Ed stopped the commercial in the middle and cued it back to the beginning.
“This is WKLG and we got Tina on the line. Tina, what the hell just happened there?”
“I- I- stabbed him.” She cried, shaking with fear.
“I heard on the radio that he was coming up to my house. I grabbed a kitchen knife and ran up to my room.”
“As soon as he broke down the door, I stabbed him in the shoulder. He’s not dead…” she trailed off into more tears.
“Call the police, Tina.”
“Oh God. There’s blood everywhere. Holy shit he just moved!” She cried. Words slobbered out of her mouth.
“Tina, get out of the house. Get in your car and drive to the police station! Do it now!”
“Okay.” She dropped the phone.

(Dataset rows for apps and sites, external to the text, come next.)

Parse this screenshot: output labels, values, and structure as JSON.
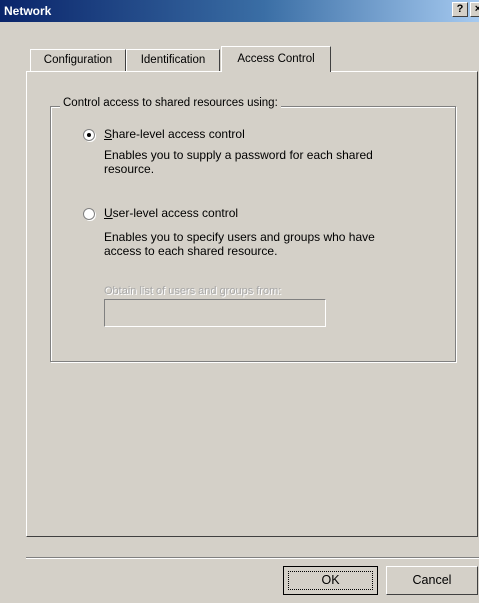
{
  "window": {
    "title": "Network",
    "help_label": "?",
    "close_label": "×"
  },
  "tabs": [
    {
      "label": "Configuration"
    },
    {
      "label": "Identification"
    },
    {
      "label": "Access Control"
    }
  ],
  "group": {
    "legend": "Control access to shared resources using:",
    "share_level": {
      "label": "Share-level access control",
      "accel": "S",
      "label_rest": "hare-level access control",
      "description_line1": "Enables you to supply a password for each shared",
      "description_line2": "resource.",
      "selected": true
    },
    "user_level": {
      "label": "User-level access control",
      "accel": "U",
      "label_rest": "ser-level access control",
      "description_line1": "Enables you to specify users and groups who have",
      "description_line2": "access to each shared resource.",
      "selected": false
    },
    "obtain_list_label": "Obtain list of users and groups from:",
    "obtain_list_value": ""
  },
  "buttons": {
    "ok": "OK",
    "cancel": "Cancel"
  }
}
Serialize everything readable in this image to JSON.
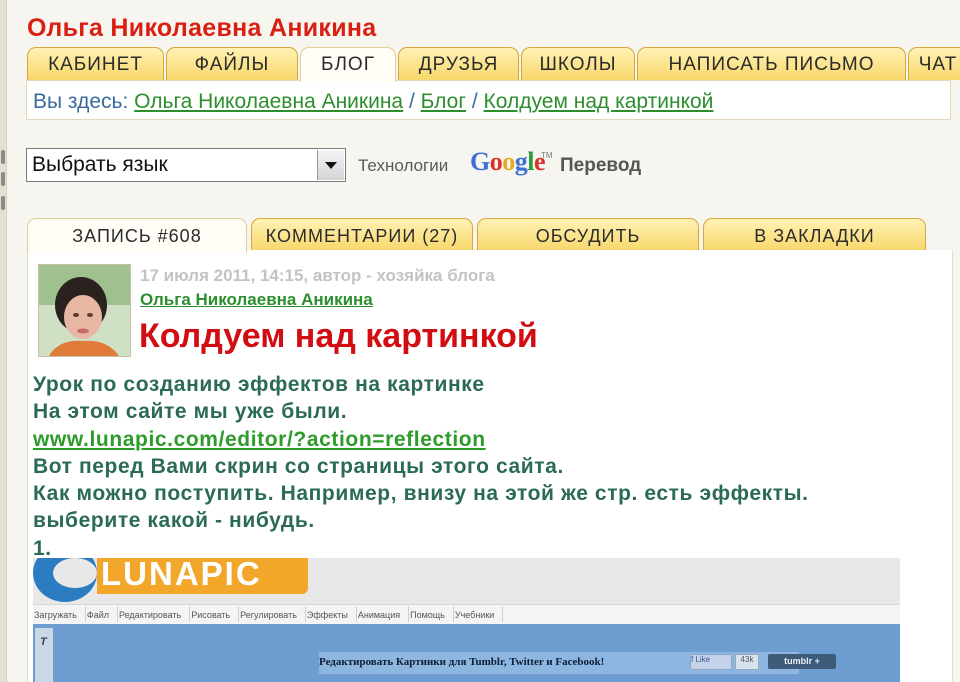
{
  "profile": {
    "name": "Ольга Николаевна Аникина"
  },
  "nav": {
    "tabs": [
      {
        "label": "КАБИНЕТ"
      },
      {
        "label": "ФАЙЛЫ"
      },
      {
        "label": "БЛОГ",
        "active": true
      },
      {
        "label": "ДРУЗЬЯ"
      },
      {
        "label": "ШКОЛЫ"
      },
      {
        "label": "НАПИСАТЬ ПИСЬМО"
      },
      {
        "label": "ЧАТ"
      }
    ]
  },
  "breadcrumb": {
    "prefix": "Вы здесь:",
    "items": [
      "Ольга Николаевна Аникина",
      "Блог",
      "Колдуем над картинкой"
    ],
    "separator": "/"
  },
  "translate": {
    "select_value": "Выбрать язык",
    "powered": "Технологии",
    "brand_letters": [
      {
        "ch": "G",
        "color": "#3d6fd8"
      },
      {
        "ch": "o",
        "color": "#d8352a"
      },
      {
        "ch": "o",
        "color": "#e6a920"
      },
      {
        "ch": "g",
        "color": "#3d6fd8"
      },
      {
        "ch": "l",
        "color": "#2d9b3a"
      },
      {
        "ch": "e",
        "color": "#d8352a"
      }
    ],
    "brand_tm": "TM",
    "service": "Перевод"
  },
  "post_tabs": [
    {
      "label": "ЗАПИСЬ #608",
      "active": true
    },
    {
      "label": "КОММЕНТАРИИ (27)"
    },
    {
      "label": "ОБСУДИТЬ"
    },
    {
      "label": "В ЗАКЛАДКИ"
    }
  ],
  "post": {
    "meta": "17 июля 2011, 14:15, автор - хозяйка блога",
    "author": "Ольга Николаевна Аникина",
    "title": "Колдуем над картинкой",
    "lines": [
      "Урок по созданию эффектов на картинке",
      "На этом сайте мы уже были.",
      "Вот перед Вами скрин со страницы этого сайта.",
      "Как можно поступить. Например, внизу на этой же стр. есть эффекты.",
      "выберите какой - нибудь.",
      "1."
    ],
    "link": "www.lunapic.com/editor/?action=reflection"
  },
  "embedded": {
    "logo": "LUNAPIC",
    "menu": [
      "Загружать",
      "Файл",
      "Редактировать",
      "Рисовать",
      "Регулировать",
      "Эффекты",
      "Анимация",
      "Помощь",
      "Учебники"
    ],
    "tool_letter": "T",
    "headline": "Редактировать Картинки для Tumblr, Twitter и Facebook!",
    "fb_label": "f Like",
    "count": "43k",
    "tumblr": "tumblr +"
  },
  "colors": {
    "name_red": "#d91e12",
    "link_green": "#2d8e2e",
    "tab_gold": "#f8d76a",
    "body_text": "#2b6b55"
  }
}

“Get out of the house!”
“Well, thank God for that. My heart is beating like a jackhammer. I’ll replay the whole tape tomorrow and fill you in on the whole story. This has been the late night help line with Steve Boyer on WKLG. It’s 12:10, and I ran overtime. Take it away, Ed.”
Ed pressed the commercial button.
Steve turned off the microphone, grabbed his stuff, and left the studio. He got in his car and sped to the local 24 hour diner.
. . .
Steve parked his car in the mostly-empty lot. He entered, seeing that his girlfriend, Rachel, and her brother, Max had already arrived.
“Hey, great show you put on tonight!” Steve kissed Rachel, then shook Max’s hand.
“Thanks. I hope we don’t get caught,” Max replied.
“We won’t if you keep quiet,” Steve smiled back at him, then sat.
“You think everyone fell for it?” Rachel asked.
“The police will probably investigate and ask me questions, but when they can’t find out anything else, they’ll drop it. As for Ed, I was doing so much acting in the studio he wouldn’t have had any idea.”
“Well, I hope this helps your ratings,” Max said.
“I’ll replay it on my show tomorrow. No one will recognize your voices because I have that harmonizer thing for the phone. It disguises everyone’s voice.”
A young man walked into the diner. Light reflected off the trails of tears which had streamed down his cheeks. His face was flush red. Steve took a prolonged glance at him.
“May I help you?” The waitress walked up to Steve’s booth.
Rachel and Max ordered.
“And for you?” the waitress asked.
Steve ordered his food, looking over at the young man. “One more thing. Get that boy over there whatever he wants… on me.”
“Okay,” the waitress smiled and walked back to the kitchen.